(Data about app and page elements)
○ ○ ○ ○ ○ ○ ○
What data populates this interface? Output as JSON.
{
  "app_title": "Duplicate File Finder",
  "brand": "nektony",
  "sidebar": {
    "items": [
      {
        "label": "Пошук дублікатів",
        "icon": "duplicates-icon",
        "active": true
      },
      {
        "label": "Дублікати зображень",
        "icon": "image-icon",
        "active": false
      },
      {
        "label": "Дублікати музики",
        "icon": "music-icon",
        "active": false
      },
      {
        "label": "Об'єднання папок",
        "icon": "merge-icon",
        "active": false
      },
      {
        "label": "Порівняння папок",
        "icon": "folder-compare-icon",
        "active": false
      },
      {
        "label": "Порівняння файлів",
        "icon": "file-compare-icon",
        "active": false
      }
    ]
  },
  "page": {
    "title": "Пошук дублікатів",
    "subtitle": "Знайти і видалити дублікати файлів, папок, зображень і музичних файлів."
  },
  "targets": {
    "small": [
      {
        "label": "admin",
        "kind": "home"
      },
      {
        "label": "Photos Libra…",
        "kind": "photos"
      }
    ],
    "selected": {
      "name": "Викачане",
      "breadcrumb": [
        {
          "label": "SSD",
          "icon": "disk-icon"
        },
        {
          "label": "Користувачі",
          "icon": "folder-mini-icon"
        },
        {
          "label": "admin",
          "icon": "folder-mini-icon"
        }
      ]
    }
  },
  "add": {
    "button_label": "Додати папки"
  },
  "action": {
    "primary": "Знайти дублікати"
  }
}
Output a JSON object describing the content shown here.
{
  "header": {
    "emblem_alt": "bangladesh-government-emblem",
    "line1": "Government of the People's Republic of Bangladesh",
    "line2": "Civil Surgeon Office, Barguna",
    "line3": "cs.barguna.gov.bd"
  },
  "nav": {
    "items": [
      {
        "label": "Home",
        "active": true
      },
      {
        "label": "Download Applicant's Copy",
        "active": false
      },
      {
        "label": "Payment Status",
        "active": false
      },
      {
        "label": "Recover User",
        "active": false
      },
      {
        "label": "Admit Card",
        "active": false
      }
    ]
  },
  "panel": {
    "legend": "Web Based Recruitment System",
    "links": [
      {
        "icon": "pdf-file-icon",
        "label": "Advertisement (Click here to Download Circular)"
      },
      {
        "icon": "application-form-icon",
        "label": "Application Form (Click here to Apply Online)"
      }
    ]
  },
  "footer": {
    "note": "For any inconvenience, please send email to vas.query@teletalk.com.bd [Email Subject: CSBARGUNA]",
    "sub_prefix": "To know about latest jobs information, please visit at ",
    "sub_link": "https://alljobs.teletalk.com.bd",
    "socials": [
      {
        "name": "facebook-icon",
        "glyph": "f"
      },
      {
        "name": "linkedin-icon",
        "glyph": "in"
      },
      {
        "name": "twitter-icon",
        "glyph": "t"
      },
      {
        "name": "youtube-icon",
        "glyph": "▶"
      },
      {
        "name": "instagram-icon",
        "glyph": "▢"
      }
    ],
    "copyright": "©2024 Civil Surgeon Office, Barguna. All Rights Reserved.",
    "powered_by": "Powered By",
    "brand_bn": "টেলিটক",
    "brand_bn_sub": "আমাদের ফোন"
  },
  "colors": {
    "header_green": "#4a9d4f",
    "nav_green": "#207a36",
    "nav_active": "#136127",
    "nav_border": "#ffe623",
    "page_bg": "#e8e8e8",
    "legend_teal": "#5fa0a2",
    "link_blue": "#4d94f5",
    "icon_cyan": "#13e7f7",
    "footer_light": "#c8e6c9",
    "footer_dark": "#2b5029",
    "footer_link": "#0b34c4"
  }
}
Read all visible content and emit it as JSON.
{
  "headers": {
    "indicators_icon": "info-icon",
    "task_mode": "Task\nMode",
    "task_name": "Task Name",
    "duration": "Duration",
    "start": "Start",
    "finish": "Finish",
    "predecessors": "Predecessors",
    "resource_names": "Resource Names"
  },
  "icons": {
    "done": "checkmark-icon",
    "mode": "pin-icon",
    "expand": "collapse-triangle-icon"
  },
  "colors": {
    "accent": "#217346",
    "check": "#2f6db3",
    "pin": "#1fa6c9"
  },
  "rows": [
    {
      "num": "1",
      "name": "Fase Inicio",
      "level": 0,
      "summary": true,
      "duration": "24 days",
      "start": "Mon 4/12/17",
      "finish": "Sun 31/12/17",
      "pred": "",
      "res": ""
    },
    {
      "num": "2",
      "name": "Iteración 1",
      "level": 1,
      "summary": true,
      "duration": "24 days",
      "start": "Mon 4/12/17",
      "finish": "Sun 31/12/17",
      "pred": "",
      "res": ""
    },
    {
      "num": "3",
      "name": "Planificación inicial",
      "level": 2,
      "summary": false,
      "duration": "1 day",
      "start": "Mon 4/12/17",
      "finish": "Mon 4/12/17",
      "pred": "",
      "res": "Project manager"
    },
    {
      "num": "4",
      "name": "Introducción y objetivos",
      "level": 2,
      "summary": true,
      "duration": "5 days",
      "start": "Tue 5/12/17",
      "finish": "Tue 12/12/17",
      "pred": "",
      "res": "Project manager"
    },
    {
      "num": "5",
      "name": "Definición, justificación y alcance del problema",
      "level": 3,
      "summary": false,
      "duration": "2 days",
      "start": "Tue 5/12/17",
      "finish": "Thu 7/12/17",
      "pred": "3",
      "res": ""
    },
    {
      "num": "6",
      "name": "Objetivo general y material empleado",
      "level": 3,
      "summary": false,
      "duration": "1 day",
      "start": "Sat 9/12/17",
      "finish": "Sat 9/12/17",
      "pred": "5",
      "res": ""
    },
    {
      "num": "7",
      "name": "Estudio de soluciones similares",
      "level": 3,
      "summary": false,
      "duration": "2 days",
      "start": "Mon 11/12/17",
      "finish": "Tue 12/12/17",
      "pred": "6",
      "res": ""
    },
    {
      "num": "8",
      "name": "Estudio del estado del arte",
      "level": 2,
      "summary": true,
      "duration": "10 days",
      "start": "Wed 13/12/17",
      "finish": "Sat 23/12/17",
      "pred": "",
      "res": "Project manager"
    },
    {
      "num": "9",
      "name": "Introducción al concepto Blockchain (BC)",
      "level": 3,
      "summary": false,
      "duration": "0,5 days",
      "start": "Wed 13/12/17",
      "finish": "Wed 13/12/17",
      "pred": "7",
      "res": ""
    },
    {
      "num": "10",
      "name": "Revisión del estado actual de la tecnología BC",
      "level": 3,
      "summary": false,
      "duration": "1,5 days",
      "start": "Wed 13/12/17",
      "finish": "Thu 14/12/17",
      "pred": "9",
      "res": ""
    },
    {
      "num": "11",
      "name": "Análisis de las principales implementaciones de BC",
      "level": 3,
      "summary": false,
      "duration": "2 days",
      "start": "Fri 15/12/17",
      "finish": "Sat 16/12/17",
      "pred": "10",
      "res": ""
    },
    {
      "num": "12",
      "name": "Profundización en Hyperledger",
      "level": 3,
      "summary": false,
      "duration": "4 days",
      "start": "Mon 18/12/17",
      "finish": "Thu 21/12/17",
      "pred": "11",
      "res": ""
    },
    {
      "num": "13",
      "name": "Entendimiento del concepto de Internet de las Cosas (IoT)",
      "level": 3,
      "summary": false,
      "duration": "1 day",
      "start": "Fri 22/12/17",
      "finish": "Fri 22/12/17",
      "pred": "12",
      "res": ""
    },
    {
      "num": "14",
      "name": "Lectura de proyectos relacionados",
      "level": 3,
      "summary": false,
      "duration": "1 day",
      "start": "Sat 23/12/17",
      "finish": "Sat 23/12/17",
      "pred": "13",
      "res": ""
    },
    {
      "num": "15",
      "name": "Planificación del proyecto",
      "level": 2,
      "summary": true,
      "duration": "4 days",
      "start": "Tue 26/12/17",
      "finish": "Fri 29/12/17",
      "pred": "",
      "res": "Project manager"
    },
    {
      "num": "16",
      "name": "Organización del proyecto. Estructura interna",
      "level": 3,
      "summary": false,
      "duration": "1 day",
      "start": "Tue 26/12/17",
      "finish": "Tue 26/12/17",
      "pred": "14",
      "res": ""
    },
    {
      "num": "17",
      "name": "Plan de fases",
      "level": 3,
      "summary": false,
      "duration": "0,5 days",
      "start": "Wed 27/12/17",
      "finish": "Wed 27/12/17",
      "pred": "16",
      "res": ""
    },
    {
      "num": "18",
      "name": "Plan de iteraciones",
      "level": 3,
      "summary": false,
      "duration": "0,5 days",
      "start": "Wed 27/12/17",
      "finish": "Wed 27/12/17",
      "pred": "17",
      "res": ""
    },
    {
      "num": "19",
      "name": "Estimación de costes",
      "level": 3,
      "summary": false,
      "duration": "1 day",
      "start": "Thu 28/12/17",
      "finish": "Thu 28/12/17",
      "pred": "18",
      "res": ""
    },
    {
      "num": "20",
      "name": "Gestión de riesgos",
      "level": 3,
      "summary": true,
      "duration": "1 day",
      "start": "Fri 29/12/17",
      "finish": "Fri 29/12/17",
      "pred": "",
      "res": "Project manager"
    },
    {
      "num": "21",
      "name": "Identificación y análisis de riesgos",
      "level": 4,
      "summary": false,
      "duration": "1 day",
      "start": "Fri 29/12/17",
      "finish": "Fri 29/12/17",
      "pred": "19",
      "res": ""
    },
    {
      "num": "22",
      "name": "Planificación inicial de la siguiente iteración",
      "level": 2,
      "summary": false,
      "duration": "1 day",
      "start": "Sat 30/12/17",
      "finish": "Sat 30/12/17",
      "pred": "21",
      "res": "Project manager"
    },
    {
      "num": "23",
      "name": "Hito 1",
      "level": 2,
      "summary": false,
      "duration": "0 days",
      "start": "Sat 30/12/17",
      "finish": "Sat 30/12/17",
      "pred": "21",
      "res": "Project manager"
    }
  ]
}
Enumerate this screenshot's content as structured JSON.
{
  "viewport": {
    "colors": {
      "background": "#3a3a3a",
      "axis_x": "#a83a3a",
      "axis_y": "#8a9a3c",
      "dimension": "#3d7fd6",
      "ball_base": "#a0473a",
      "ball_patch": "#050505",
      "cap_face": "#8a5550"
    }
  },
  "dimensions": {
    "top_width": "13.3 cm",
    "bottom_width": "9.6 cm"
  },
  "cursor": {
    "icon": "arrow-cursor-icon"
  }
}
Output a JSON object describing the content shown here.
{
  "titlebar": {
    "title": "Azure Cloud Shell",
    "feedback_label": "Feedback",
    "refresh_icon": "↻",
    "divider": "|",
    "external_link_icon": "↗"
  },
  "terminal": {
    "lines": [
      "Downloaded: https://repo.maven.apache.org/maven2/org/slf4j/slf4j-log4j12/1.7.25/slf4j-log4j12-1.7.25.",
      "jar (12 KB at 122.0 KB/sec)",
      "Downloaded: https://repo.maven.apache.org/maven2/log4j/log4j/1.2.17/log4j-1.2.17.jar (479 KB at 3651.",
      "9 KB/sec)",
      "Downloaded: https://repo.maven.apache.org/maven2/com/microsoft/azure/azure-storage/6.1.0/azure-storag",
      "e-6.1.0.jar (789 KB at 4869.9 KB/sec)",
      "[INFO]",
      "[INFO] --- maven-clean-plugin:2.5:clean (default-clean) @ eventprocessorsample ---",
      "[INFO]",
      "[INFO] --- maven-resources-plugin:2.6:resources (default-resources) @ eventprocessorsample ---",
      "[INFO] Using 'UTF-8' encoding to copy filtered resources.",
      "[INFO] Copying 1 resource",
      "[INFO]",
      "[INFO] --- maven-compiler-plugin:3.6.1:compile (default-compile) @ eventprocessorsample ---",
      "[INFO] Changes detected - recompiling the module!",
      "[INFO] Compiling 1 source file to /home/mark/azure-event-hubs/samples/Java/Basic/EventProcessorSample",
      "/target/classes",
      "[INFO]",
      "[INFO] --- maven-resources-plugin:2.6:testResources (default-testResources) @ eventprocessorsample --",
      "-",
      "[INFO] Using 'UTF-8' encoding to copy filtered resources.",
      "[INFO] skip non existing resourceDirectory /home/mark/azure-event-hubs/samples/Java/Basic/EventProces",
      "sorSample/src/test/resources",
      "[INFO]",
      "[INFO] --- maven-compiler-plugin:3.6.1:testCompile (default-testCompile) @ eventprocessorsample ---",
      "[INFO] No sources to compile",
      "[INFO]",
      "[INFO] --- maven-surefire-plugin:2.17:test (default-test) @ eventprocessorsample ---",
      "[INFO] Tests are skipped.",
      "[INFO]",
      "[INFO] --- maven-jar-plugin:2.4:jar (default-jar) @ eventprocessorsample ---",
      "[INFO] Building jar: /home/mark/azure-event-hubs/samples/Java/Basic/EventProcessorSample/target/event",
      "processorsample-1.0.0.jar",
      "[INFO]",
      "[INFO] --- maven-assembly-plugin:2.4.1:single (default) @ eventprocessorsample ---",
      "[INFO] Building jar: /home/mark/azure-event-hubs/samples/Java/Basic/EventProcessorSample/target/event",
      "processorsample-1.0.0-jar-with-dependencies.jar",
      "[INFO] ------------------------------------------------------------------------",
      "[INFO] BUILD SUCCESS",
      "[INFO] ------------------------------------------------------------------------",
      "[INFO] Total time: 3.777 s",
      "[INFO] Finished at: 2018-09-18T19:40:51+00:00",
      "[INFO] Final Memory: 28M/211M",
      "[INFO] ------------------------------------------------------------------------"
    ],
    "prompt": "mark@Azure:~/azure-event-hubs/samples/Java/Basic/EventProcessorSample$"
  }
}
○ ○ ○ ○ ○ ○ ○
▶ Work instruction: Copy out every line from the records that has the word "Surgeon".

▶ Answer box:
    "line2": "Civil Surgeon Office, Barguna",
    "copyright": "©2024 Civil Surgeon Office, Barguna. All Rights Reserved.",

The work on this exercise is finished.